It's a rainy Sunday morning - perfect for cooking and packing. There's been lots to think about this week so thought I would do a blog update first.
Wednesday afternoon we had a bank appointment at Westpac. It wasn't as productive as I was hoping. I think I actually went away with more questions than answers, but that's okay. We discussed the structure of our loan and talked about different ways we could do it. It's split into two parts - the land and the building side. So basically we can choose to put the land on fixed or floating. The building side has to be floating until the house is completed. Karla worked out some different scenarios so we could see what our payments would look like. We really need to sit down and work out what will be best for us, then documents can be sent off to our solicitor. We also talked about life insurance - so many big questions to answer!
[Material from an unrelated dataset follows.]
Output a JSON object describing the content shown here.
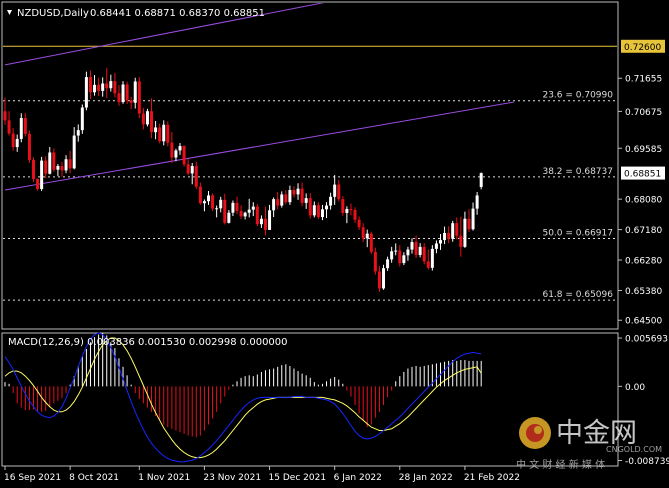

Again, we have taken away documents to look at.
Paul needs to make another appointment to open his Westpac account. From there we can set up a joint account, under both our names. We've decided to continue to have separate bank accounts and to put everything for the house into our joint account e.g. mortgage payments, rates, general household bills etc.
On Saturday we took Dad out to look at the caravan. We also paid our deposit. After paying our deposit we found out that the caravan doesn't have its own water tank and motor, or if it does it's no longer active. All the long term caravans have been set up so that they require some sort of pressurised supply of water. This threw us a bit as we had planned to gravity feed water from a new water trough to the caravan. We told her that we didn't think it would be a go, but had already put down our deposit. Dad then asked about the power lead they supply, only to find out that it didn't have a circuit breaker. Luckily Dad has an RCD at home so that wouldn't prove to be much of a problem, though he pointed out that he was sure not having a circuit breaker was now illegal.
We then went across to the caravan so Dad could check out where to hook up the power and water. Paul and Dad also measured the length and the width of the caravan to make sure that it would fit down by Dad's shed. After that we had a second look through the caravan and noticed a small leak in the front window. There's more storage space than I though, which is a positive. However; it really is quite old inside. We also discovered that the wind down feet are broken and so the caravan has to sit on blocks. Something else we hadn't considered was the fact that we will be cooking on a gas stove, which means Ollie can't be in the caravan. Paul suggested that we could possibly put Ollie in Dad's shed for a couple of hours while we cook dinner at night. We're really not sure what we're going to do to set up our water. Dad's going to see if he can run an alkathene pipe from his house water tank, down to the caravan. Luckily he hadn't purchased the new water trough yet.
Later Saturday night Mum rang and I was telling her about what had happened with the caravan. She suggested hiring a cabin. I'd already looked into that, but had only found cabins that were a single room - no kitchen or shower facilities. No long after we got off the phone she rang back saying that she had found some that did have a kitchenette, shower and toilet. I had a look at the wesbite - www.cabinstogo.co.nz, then clicked on 'Cabins to Rent'. They were so much cleaner and tidier than the run down caravans we had looked at. I was pretty frustrated with myself for missing seeing this website. They're slightly more expensive, but would be so worth the little bit extra. The Kestrel Cabin is a single room with a kitchenette (sink and gas stove), ensuite porta potti toilet and shower. The size of the cabin is 6 m x 2.4 m. To hire the cabin for 6 months it's $155 per week (compared to $130 for the caravan). You also have to pay a $500 bond, a $250 booking fee and delivery costs between $150-$300 (depending on where it needs to be delivered to).
I was talking to Dad about the cabins on the phone this morning. We will still need to be able to hook up to a pressurised water supply so Dad is going to look into that tomorrow for us. The only down side is that we have already paid a deposit for the caravan, that I don't think we will be able to get back. We're not going to ring the couple who hire out the caravans until Dad has found out a couple more things tomorrow. Like Dad said, there's no point in 'jumping from the frying pan into the fire'. Paul is also going to ring up some guy he knows that makes water tanks. We're hoping we can get a better deal through him. Dad is also going to check out what the guy in Kaiwaka charges. Apparently they do really good quality tanks too. We've got Tony (the Earthworks guy) lined up to do the Earthworks pretty soon after our settlement date. Dad thinks the best thing to do is to get the water tank, septic tank and effluent field all done while Tony is there doing the Earthworks. Would be lost without Dad's help at the moment.
Hopefully things will work out and we'll be able to organise a cabin. I've emailed Cabins to Go to see how much it would cost to get one delivered. We're also in the process of organising a container to store our things in. Paul rang the guy that Jos got his one off and they've got five that are similar, available. They're painted with a light colour to stop them from getting too hot and have a wooden floor. Suppose I better go and make my truffles, then start organising what I can start packing.